Although the iPhone remained the top smartphone by customer satisfaction, with a score of 81 in the American Customer Satisfaction Index (ACSI) published on Tuesday, Apple’s lead largely evaporated. Not only did Apple’s score fall two points from the year before, satisfaction in competitors’ devices jumped.
Samsung’s satisfaction score grew the most, increasing by five points to 76, a seven percent gain. Motorola’s score climbed 5.5 percent to 77 points, while Nokia’s gained a point to close at 76, a 1.3 percent increase. Other smartphone manufacturers’ scores slumped: those of HTC and LG slid four percent and 5.3 percent, respectively.
2012′s eight-point gap between Apple and the best of the rest was halved in 2013, as Apple now leads the next closest, Motorola, by just four points.
ACSI’s director, David VanAmburg, attempted to explain Apple’s shrinking lead.
“While the iPhone 5 had strong sales, it has not bolstered Apple’s overall customer satisfaction,” said VanAmburg in a report accompanying the survey results. “[And Samsung's] improvement is the largest yet for any cell phone manufacturer.”
VanAmburg credited the 2012 launch of the Galaxy S3 for the boost to Samsung’s score, and noted that the 81 scored by the iPhone lagged behind the 86 garnered by Apple’s Mac personal computers and iPad tablets last September.
ACSI’s results generally conformed with media coverage and customer reactions to the iPhone 5 – which was seen as a minor upgrade, even though it sported a slightly larger screen – and Samsung’s Galaxy S3 and S4, which have been applauded.

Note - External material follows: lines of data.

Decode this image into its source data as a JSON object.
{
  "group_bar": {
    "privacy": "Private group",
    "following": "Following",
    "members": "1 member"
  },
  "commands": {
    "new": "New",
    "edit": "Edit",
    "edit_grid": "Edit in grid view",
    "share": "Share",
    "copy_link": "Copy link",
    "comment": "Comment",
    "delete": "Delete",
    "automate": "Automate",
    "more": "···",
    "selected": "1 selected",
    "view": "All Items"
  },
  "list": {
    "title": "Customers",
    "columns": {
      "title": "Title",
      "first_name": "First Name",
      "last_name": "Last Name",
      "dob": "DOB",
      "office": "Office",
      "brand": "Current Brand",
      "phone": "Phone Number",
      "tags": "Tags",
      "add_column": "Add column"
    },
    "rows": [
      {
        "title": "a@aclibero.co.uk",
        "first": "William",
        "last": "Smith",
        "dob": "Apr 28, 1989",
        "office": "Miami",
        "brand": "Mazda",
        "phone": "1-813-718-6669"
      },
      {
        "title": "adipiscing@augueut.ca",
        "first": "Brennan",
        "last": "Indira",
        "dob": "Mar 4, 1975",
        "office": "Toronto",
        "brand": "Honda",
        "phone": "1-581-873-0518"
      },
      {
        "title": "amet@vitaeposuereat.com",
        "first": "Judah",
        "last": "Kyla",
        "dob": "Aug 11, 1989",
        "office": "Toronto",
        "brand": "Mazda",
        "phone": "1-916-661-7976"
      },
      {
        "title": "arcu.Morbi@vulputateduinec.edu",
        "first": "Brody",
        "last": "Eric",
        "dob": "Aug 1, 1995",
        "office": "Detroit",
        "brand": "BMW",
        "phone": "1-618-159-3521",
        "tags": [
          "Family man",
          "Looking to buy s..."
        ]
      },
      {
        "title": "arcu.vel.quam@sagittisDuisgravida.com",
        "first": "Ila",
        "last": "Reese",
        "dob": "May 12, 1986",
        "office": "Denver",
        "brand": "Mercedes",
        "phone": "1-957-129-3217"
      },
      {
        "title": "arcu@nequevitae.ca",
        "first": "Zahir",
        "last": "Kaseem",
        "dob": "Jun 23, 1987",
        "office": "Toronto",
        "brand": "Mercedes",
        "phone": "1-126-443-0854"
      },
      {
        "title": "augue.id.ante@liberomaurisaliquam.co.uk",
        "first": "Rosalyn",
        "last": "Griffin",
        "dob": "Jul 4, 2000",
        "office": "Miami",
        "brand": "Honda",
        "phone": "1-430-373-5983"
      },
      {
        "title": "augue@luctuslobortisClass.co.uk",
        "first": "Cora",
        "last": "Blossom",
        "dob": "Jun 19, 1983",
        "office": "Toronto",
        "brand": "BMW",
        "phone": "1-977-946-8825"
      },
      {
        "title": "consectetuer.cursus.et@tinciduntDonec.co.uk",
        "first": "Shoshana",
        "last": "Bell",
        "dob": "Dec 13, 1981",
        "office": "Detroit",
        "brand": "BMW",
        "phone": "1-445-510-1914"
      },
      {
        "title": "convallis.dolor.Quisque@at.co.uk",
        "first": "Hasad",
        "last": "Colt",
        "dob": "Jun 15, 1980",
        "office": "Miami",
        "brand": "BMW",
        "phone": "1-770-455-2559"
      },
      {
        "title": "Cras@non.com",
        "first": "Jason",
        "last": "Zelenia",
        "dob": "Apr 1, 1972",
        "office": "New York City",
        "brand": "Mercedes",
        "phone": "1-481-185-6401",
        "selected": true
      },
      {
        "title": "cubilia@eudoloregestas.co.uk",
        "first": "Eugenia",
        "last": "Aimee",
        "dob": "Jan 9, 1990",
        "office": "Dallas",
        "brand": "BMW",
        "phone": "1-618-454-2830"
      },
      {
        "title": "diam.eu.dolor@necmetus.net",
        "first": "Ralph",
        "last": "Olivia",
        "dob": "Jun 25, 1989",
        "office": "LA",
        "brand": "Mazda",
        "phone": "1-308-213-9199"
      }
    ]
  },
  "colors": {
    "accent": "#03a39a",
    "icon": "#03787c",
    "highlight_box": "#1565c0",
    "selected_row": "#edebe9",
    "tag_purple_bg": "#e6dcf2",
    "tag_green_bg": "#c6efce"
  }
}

Most analysts, for instance, have portrayed Samsung as Apple’s only real competitor.
According to IDC, Samsung shipped 71 million smartphones in the first quarter, while Apple shipped 37 million iPhones, or just over half as many. Apple’s share shrunk to 17.3 percent for the quarter, down from 23 percent for the same period in 2012; meanwhile, Samsung’s share climbed from 28.8 percent to 32.7 percent.
The ACSI scores can be found on the organisation’s website. The results were based on surveys of nearly 9600 Americans between 21 January and 17 March 2013.
by Gregg Keizer, Computerworld